Oldham, Alice (1850–1907), lecturer at Alexandra College and pioneer of women's higher education, was born 24 June 1850 in Dublin, elder daughter among two sons and two daughters of Eldred Oldham, Dublin silk merchant, and Annie Oldham (née Alker). As a strong advocate of women's education, she worked with Isabella Tod (qv) to extend the Intermediate Education (Ireland) Act, 1878, to include girls. She became secretary of the newly formed Central Association of Irish Schoolmistresses in 1882. After the establishment of the RUI (1880) she sought to enable women to obtain degrees from the university, and was among the first nine women to matriculate at the RUI in 1882. To prepare for her degree, she attended classes in Alexandra College and the RCSI. She graduated with a BA (1885), with honours in Latin, logic, and the history of philosophy. Her fellow graduate Mary Hayden (qv) recorded the ceremony in her diary, and was pleased at how well they all looked, despite noting the verdict on them of Michael Morris (qv), later lord chief justice, ‘having only seen Alice Oldham’, as ‘an ugly lot’ (O'Connor & Parkes, 45). In 1884 Oldham began teaching domestic economy at Alexandra College, Dublin, and became one of the first female lecturers in the college in 1889 when appointed as lecturer in English. She also taught botany, Latin, and logic, and gave a series of lectures on history and the history of philosophy in the 1890s.

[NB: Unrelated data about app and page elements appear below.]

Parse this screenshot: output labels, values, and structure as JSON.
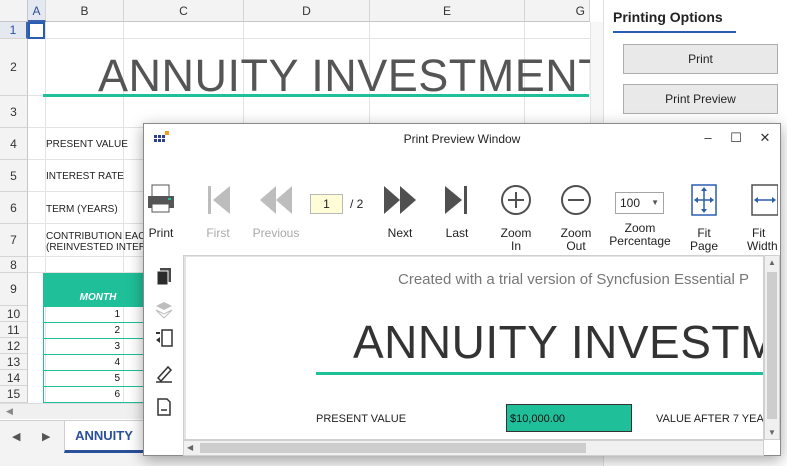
{
  "sheet": {
    "columns": [
      "A",
      "B",
      "C",
      "D",
      "E",
      "G"
    ],
    "rows": [
      "1",
      "2",
      "3",
      "4",
      "5",
      "6",
      "7",
      "8",
      "9",
      "10",
      "11",
      "12",
      "13",
      "14",
      "15"
    ],
    "title": "ANNUITY INVESTMENT",
    "labels": {
      "present_value": "PRESENT VALUE",
      "interest_rate": "INTEREST RATE",
      "term": "TERM (YEARS)",
      "contribution_1": "CONTRIBUTION EAC",
      "contribution_2": "(REINVESTED INTER"
    },
    "table_header": "MONTH",
    "months": [
      "1",
      "2",
      "3",
      "4",
      "5",
      "6"
    ],
    "tab_label": "ANNUITY"
  },
  "panel": {
    "title": "Printing Options",
    "print_button": "Print",
    "print_preview_button": "Print Preview"
  },
  "preview_window": {
    "title": "Print Preview Window",
    "toolbar": {
      "print": "Print",
      "first": "First",
      "previous": "Previous",
      "page_current": "1",
      "page_total": "/ 2",
      "next": "Next",
      "last": "Last",
      "zoom_in_1": "Zoom",
      "zoom_in_2": "In",
      "zoom_out_1": "Zoom",
      "zoom_out_2": "Out",
      "zoom_value": "100",
      "zoom_pct_1": "Zoom",
      "zoom_pct_2": "Percentage",
      "fit_page_1": "Fit",
      "fit_page_2": "Page",
      "fit_width_1": "Fit",
      "fit_width_2": "Width"
    },
    "preview": {
      "trial_text": "Created with a trial version of Syncfusion Essential P",
      "title": "ANNUITY INVESTM",
      "present_value_label": "PRESENT VALUE",
      "present_value": "$10,000.00",
      "value_after": "VALUE AFTER 7 YEA"
    }
  },
  "colors": {
    "accent_green": "#1fbf99",
    "accent_blue": "#2a5db0"
  }
}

She remained an active leader in the matter of women's higher education. She gave evidence to the Robertson commission on university education on 27 September 1901, alongside Henrietta White (qv), prinicipal of Alexandra College. Whereas White maintained a belief in separate but equal education for women, Oldham advocated complete equality in education and the admittance of women to TCD. She became the first president of the Irish Association of Women Graduates and Candidate Graduates in March 1902.
She died 21 January 1907, aged 56, of heart failure after a brief illness, at her home at 2 Anglesea Villas, Ballsbridge, and was buried in Deansgrange cemetery. Her brother Charles Oldham (qv) and sister Edith Best (qv) presented Alexandra College with her portrait. In tribute to her dedication to the college and to women's higher education, a collection of books, known as the Oldham library, was donated to the college, and the Alice Oldham Memorial Prize was endowed by TCD.